## What you are asked to do
Pull every line containing "html" out of the material below.

----------------

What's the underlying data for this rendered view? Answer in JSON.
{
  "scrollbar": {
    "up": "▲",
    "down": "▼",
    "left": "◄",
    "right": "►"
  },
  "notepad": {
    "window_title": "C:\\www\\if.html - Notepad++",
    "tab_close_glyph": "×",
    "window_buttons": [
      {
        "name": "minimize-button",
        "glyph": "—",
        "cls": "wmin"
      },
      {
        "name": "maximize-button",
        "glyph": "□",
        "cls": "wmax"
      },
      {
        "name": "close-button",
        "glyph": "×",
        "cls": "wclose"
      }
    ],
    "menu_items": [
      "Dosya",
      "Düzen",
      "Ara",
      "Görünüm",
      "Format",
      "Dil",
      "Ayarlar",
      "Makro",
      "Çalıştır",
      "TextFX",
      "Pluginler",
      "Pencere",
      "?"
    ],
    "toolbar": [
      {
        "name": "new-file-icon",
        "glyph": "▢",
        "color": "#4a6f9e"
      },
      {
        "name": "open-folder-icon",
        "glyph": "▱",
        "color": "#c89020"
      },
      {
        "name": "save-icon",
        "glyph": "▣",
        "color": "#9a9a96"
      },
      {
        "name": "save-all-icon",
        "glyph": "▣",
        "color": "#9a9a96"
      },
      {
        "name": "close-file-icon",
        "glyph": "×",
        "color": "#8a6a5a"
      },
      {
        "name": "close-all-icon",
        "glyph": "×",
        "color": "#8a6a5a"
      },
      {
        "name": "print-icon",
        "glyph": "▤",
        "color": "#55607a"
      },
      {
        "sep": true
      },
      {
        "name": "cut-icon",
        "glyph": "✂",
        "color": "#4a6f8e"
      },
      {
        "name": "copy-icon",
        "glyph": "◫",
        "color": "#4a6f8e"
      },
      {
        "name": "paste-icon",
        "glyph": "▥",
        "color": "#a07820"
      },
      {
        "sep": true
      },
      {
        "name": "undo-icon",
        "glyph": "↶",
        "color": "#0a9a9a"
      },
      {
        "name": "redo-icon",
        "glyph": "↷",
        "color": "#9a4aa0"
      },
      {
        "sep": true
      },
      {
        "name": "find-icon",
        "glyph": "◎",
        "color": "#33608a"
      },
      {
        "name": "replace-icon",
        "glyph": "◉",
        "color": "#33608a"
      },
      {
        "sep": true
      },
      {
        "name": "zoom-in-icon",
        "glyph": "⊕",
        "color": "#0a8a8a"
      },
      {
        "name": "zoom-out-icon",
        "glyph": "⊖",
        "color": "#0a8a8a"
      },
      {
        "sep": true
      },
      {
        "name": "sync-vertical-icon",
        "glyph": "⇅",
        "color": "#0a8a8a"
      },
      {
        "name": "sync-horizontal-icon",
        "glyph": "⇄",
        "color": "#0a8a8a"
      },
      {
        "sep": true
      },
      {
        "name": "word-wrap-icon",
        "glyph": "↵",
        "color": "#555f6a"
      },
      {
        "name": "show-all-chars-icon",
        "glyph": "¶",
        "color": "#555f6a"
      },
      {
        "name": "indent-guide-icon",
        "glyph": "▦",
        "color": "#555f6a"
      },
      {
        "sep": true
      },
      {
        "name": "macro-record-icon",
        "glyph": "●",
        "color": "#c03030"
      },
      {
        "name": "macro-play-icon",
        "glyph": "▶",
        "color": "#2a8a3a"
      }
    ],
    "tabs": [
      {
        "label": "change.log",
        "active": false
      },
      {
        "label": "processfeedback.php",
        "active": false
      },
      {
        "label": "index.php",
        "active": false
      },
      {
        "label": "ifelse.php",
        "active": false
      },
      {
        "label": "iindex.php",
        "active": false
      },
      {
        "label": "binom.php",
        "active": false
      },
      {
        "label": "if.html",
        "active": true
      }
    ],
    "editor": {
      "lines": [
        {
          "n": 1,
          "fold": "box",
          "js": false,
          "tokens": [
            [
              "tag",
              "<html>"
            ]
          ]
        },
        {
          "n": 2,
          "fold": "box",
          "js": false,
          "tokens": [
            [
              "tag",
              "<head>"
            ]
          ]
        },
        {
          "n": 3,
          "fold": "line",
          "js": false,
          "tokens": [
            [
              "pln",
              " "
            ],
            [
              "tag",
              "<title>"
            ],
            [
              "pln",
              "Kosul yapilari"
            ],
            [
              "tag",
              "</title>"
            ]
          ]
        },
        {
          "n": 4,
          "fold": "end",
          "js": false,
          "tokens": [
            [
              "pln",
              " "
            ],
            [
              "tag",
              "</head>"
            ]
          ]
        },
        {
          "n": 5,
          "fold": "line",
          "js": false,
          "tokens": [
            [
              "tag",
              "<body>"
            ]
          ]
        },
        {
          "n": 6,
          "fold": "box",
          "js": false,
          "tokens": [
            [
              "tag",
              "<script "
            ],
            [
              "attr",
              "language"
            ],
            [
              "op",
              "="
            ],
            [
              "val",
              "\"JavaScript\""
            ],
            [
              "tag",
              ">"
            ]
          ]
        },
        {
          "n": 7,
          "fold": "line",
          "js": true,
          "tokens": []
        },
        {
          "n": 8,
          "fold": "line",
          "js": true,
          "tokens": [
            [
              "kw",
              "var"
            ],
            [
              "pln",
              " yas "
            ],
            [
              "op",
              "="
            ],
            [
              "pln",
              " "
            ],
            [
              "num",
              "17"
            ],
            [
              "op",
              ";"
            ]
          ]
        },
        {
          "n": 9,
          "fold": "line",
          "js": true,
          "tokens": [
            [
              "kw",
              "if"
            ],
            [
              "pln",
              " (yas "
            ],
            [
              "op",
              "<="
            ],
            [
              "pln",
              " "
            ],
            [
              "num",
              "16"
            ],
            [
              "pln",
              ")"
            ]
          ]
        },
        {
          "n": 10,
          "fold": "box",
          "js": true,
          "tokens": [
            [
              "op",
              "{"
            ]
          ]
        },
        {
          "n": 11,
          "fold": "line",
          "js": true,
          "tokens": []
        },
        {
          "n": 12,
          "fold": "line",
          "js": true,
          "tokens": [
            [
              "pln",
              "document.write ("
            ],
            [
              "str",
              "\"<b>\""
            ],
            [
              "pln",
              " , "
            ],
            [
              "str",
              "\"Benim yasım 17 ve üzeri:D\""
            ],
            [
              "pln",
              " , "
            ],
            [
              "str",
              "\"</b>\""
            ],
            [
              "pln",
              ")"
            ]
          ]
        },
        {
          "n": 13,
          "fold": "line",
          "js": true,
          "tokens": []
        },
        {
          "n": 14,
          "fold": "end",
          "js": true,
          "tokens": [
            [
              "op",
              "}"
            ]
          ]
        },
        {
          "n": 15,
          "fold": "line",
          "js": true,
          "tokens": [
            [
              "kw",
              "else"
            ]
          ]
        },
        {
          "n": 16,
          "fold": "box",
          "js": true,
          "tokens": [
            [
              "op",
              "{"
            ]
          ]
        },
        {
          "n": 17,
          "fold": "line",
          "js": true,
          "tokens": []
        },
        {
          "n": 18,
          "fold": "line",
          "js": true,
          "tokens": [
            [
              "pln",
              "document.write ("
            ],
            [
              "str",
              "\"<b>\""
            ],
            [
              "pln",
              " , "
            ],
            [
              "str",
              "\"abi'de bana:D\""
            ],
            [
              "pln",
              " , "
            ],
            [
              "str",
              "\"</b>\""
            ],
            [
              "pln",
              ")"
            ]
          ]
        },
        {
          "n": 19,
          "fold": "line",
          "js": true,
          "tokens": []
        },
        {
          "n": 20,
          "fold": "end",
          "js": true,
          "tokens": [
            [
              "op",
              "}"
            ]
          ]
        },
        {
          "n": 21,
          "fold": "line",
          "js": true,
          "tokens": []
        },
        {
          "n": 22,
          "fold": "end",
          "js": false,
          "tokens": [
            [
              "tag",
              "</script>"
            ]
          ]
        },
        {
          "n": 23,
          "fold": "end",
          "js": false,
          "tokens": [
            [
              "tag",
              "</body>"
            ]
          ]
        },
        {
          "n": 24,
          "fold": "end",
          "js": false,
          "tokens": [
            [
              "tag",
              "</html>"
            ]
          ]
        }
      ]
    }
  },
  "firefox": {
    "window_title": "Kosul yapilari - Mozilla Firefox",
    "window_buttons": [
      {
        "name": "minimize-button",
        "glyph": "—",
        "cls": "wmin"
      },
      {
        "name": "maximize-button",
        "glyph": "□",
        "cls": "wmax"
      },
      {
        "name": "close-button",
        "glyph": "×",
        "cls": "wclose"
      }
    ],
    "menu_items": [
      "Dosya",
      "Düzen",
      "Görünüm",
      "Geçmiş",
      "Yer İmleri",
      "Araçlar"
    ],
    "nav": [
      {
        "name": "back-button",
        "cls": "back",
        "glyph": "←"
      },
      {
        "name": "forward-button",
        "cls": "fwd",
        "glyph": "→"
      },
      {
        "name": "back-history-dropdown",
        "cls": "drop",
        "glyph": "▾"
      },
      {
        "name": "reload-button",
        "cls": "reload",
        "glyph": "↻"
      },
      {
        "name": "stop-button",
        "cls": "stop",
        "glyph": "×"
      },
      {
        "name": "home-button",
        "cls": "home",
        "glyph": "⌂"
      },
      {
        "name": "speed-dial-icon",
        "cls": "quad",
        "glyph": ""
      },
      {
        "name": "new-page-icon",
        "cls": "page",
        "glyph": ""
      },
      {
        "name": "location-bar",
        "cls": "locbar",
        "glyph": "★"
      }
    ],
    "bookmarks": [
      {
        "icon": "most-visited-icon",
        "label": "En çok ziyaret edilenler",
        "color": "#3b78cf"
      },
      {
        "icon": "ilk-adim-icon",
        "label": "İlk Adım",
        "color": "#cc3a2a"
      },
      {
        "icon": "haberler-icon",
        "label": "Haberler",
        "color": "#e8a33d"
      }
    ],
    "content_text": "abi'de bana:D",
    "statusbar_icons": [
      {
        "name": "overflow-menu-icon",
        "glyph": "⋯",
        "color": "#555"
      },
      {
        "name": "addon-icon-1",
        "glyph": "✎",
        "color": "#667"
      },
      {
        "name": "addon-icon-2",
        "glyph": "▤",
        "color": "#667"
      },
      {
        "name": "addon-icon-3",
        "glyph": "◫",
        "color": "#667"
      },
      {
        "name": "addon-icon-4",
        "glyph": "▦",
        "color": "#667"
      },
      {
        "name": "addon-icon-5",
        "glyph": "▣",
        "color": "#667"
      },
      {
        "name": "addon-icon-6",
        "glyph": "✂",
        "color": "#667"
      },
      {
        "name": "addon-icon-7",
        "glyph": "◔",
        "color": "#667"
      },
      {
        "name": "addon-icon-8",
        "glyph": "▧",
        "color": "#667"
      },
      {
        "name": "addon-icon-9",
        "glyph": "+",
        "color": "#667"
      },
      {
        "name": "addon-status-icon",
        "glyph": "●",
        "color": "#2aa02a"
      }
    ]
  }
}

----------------

## Your solution
    "window_title": "C:\\www\\if.html - Notepad++",
        "label": "if.html",
              "<html>"
              "</html>"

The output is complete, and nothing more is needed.